3. Backups can benefit your reputation.
This benefit is a bit less tangible, but it’s still valuable. Any organization that mismanages data is at risk of damaging its reputation. Reputations are valuable assets for nonprofits; in the court of public opinion, if you aren’t trustworthy with data, your operations may not be trustworthy, either.
Maintaining good backups ensures that your organization’s data is more secure – which is a step toward maintaining your reputation and protecting your funding so that you can pursue your goals.
How should you back up your nonprofit’s systems?
With the importance of backups clarified, let’s take a look at how nonprofits should implement effective backup processes.
1. Backups should be made frequently.
First, backups should be made often. You can’t afford to only back up your systems once a week; too much changes in the interim. Best practice is to have backups created on a daily basis, at least – and we generally recommend having the process working even more often, if possible.
2. Backups should be automated.
Obviously, if backups happen daily or more often, the process should be automated. You can’t expect to manually manage (or have someone else manage) the process every time it’s carried out. Automating will make it consistent and give you peace of mind.
3. The backup process should be monitored.
Speaking of peace of mind: The backup process should be monitored. This should involve automated monitoring and manual monitoring.
Automated monitoring can pass notifications when backups are completed to keep admins apprised. It should also alert admins to any significant changes (such as database updates outside of normal operating protocols) and to any errors (such as broken connections).
Manual monitoring can be done less frequently, but it’s best practice to ensure that backups are being completed successfully. Manual inspection may uncover errors that the automated monitoring missed.
4. Backups should exist in multiple locations.
Ideally, your nonprofit should have multiple instances of backups so that your systems have multiple redundancies. If your backups are only stored on-site and there’s a natural disaster, you will lose all of your data. At least one of these instances should be stored off-premises in the cloud.
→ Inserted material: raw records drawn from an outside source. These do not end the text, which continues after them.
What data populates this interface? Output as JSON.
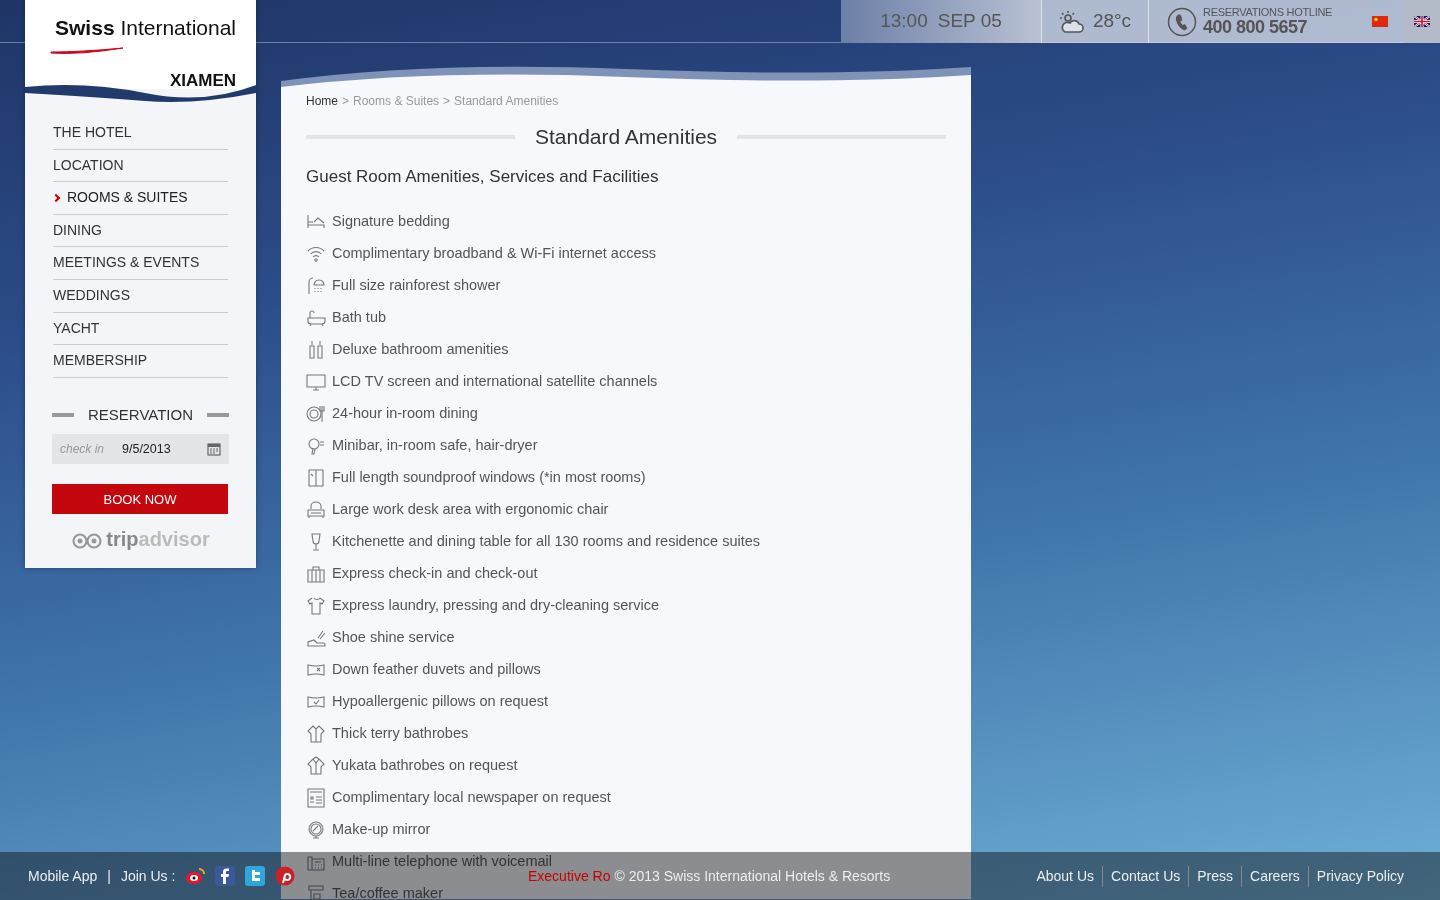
{
  "logo": {
    "brand": "**Swiss** International",
    "city": "XIAMEN"
  },
  "topbar": {
    "time": "13:00",
    "date": "SEP 05",
    "temperature": "28°c",
    "hotline_label": "RESERVATIONS HOTLINE",
    "hotline_number": "400 800 5657",
    "languages": [
      {
        "kind": "cn",
        "selected": false
      },
      {
        "kind": "uk",
        "selected": true
      }
    ]
  },
  "nav": [
    {
      "label": "THE HOTEL",
      "selected": false
    },
    {
      "label": "LOCATION",
      "selected": false
    },
    {
      "label": "ROOMS & SUITES",
      "selected": true
    },
    {
      "label": "DINING",
      "selected": false
    },
    {
      "label": "MEETINGS & EVENTS",
      "selected": false
    },
    {
      "label": "WEDDINGS",
      "selected": false
    },
    {
      "label": "YACHT",
      "selected": false
    },
    {
      "label": "MEMBERSHIP",
      "selected": false
    }
  ],
  "reservation": {
    "title": "RESERVATION",
    "checkin_placeholder": "check in",
    "checkin_value": "9/5/2013",
    "button": "BOOK NOW",
    "tripadvisor": "**trip**advisor"
  },
  "breadcrumb": [
    "Home",
    "Rooms & Suites",
    "Standard Amenities"
  ],
  "breadcrumb_separator": ">",
  "page_title": "Standard Amenities",
  "section_title": "Guest Room Amenities, Services and Facilities",
  "amenities": [
    "Signature bedding",
    "Complimentary broadband & Wi-Fi internet access",
    "Full size rainforest shower",
    "Bath tub",
    "Deluxe bathroom amenities",
    "LCD TV screen and international satellite channels",
    "24-hour in-room dining",
    "Minibar, in-room safe, hair-dryer",
    "Full length soundproof windows (*in most rooms)",
    "Large work desk area with ergonomic chair",
    "Kitchenette and dining table for all 130 rooms and residence suites",
    "Express check-in and check-out",
    "Express laundry, pressing and dry-cleaning service",
    "Shoe shine service",
    "Down feather duvets and pillows",
    "Hypoallergenic pillows on request",
    "Thick terry bathrobes",
    "Yukata bathrobes on request",
    "Complimentary local newspaper on request",
    "Make-up mirror",
    "Multi-line telephone with voicemail",
    "Tea/coffee maker"
  ],
  "footer": {
    "mobile_app": "Mobile App",
    "separator": "|",
    "join_us": "Join Us :",
    "partial_text": "Executive Ro",
    "copyright": "© 2013 Swiss International Hotels & Resorts",
    "links": [
      "About Us",
      "Contact Us",
      "Press",
      "Careers",
      "Privacy Policy"
    ]
  }
}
5. Backups should be easily retrievable.
Finally, your backups should be easily retrievable (and easy to implement). If they aren’t, you’ll face greater amounts of downtime and higher costs of recovery when you need to access them.
Your organization should periodically test backup nonprofit data recovery to ensure that you can quickly revert if you do face a cybersecurity incident.
Looking for help with nonprofit cybersecurity?
Backups are important. Backup nonprofit data according to these guidelines, and you’ll go a long way toward reducing your cybersecurity risk.
And if you need help implementing backup processes, get in touch with us.
At Community IT, we’ve found that many nonprofit organizations deal with more cybersecurity risks than they should have to after settling for low-cost IT support options they believe will provide them with the right value. The problem is that these options don’t understand or address important vulnerabilities. As a result, cyber damages are all too common.
Our process is different. Our techs are nonprofit cybersecurity experts. We constantly research and evaluate new technology solutions to ensure that you get cutting-edge solutions that are tailored to keep your organization secure. And we ensure you get the highest value possible by bringing 25 years of expertise in exclusively serving nonprofits to bear in your environment.
To increase cybersecurity preparedness with an intelligent approach to managed backups, get in touch with us today.